- MGB fuse panel - mounted inside the car on the firewall near the steering column as a subpanel. It holds four fuses and powers the extra lights, CB radio and CD player. No in-line fuse holders and it’s Lucas – looks like it belongs there.
- Velcro on the trunk gas tube cover - rip that sucker off and find my secret stash of ignition, carb and miscellaneous parts that sometimes come in handy.
- Interior lights mounted on the sides of the heater box and controlled from a panel with switches and cigarette lighter mounted on the windshield wiper motor bracket.
- Fuel Pumps - two NAPA fuel pumps on my side-exhaust Rally Car replica BN4. Flip a switch and keep on going, great peace of mind. But the aftermarket pumps are always too noisy for me. My long-distance luxury cruiser BJ8 features the stock SU fuel pump. The clicking of a SU is the greatest diagnostic tool on the car.
- CD Player - sorry purists, spend twelve hours on the Interstate headed towards Conclave and even the sound of a Healey engine gets boring. On the BJ8 with a center console I made panels that fit on the side of the console under the heater box, installed speakers and covered with carpet. Rear speakers were mounted behind the vinyl on the rear seat side trim pieces. None of the speakers show.
- OD switch on the shift knob - once you have one you wonder how you ever lived without it.
So there you have some ideas from your fellow enthusiasts. And you also have strong evidence that not everyone sticks to strictly original specs! Modifications and improvements are well-accepted practice, and they reflect the personalities and preferences and experiences of the wide variety of people who choose to own these wonderful cars. Some of these mods enhance the appearance of the cars, some improve performance, some increase comfort, and some mods were done just because they please the owners!
Please feel free to contact these owners directly for advice on “how they did it” and “where they bought it.” As our club staff always says, your fellow members are the greatest resource of all.
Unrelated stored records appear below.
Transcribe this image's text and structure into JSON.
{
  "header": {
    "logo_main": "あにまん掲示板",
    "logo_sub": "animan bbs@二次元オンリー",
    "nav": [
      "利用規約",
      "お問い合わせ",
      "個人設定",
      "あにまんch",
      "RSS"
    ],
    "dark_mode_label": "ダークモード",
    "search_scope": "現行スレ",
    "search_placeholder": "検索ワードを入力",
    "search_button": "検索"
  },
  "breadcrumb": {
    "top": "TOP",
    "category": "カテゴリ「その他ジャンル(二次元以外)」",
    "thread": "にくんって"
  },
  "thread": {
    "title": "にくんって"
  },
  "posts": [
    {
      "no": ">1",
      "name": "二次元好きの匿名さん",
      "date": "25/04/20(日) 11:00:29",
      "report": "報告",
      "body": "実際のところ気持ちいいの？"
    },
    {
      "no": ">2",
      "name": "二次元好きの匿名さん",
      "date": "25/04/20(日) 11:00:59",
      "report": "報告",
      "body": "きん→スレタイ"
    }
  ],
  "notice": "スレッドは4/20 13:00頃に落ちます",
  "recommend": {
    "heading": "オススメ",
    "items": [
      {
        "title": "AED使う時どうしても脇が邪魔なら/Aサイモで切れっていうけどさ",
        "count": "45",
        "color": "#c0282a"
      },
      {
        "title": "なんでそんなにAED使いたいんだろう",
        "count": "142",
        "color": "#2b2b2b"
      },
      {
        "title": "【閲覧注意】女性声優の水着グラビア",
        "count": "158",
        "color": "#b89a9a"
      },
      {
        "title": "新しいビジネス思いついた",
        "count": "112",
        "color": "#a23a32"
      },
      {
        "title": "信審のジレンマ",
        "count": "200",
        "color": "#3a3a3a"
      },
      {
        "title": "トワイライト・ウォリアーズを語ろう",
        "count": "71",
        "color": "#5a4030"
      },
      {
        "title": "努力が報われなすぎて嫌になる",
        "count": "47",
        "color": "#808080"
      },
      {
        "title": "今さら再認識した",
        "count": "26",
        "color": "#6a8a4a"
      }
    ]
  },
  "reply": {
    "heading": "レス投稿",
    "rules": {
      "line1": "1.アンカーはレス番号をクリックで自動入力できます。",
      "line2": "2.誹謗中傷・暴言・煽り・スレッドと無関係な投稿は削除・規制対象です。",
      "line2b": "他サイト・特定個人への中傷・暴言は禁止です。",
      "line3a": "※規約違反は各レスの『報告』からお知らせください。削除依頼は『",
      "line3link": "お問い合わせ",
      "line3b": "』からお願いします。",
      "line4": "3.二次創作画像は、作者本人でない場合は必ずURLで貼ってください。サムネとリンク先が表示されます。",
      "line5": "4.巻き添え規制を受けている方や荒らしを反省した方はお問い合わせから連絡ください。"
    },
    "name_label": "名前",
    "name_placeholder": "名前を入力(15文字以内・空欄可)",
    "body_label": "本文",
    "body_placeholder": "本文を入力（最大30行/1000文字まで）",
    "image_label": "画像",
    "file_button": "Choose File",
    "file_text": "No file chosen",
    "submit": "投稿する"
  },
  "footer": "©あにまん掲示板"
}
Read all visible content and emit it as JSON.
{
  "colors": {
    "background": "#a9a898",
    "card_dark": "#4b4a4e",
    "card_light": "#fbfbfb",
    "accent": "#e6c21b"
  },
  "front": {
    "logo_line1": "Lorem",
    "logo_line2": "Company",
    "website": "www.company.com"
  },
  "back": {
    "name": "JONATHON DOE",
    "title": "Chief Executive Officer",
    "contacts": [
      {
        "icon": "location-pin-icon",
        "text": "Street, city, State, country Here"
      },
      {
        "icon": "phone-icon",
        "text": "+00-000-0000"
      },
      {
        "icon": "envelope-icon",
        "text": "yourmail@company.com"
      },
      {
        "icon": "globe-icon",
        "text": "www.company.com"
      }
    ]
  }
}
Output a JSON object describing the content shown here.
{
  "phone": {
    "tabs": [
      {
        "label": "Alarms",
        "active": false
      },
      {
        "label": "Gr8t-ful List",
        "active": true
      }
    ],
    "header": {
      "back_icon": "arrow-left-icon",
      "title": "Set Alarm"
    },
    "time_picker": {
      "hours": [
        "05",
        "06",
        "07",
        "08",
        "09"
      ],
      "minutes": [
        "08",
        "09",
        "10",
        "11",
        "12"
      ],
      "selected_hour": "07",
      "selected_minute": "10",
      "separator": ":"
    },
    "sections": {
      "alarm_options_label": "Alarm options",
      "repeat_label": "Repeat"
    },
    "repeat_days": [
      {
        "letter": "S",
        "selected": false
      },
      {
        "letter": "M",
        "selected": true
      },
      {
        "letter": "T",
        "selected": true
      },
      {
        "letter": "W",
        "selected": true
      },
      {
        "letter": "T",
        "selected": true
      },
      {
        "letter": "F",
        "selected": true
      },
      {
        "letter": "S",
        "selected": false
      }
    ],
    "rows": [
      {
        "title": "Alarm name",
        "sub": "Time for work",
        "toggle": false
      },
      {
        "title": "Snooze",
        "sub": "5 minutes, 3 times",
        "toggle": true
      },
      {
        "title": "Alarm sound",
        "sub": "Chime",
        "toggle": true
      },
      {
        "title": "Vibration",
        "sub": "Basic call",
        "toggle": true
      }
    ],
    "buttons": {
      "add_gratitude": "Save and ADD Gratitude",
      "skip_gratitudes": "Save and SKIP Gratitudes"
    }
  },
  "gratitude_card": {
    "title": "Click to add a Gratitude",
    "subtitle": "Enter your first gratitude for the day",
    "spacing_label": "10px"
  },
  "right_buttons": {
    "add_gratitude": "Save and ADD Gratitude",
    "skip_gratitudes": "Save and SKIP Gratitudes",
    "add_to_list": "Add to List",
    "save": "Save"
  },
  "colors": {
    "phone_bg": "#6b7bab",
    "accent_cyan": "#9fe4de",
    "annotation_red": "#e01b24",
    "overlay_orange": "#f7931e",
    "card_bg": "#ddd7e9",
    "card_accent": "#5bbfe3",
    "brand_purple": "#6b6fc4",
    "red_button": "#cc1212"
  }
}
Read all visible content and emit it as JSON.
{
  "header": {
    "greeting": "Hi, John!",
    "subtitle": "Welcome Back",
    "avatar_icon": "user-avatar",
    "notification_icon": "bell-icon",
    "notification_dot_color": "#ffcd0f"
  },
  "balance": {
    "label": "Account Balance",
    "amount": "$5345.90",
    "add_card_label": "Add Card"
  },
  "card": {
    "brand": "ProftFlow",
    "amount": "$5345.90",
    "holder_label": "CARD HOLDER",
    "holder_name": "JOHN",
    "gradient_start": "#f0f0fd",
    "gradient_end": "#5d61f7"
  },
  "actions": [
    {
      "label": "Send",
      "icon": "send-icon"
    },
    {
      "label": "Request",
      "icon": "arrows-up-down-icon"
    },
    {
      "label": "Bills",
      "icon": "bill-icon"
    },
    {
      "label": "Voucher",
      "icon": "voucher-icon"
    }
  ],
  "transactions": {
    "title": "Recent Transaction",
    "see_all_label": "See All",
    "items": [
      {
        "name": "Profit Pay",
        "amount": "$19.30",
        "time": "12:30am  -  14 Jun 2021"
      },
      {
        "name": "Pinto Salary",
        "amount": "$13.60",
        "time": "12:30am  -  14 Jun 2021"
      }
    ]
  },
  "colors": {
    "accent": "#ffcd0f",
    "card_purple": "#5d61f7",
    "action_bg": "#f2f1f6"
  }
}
Contact information for most of these folks can be found in the Austin-Healey Resource Book.
Enjoy your Healey, your way.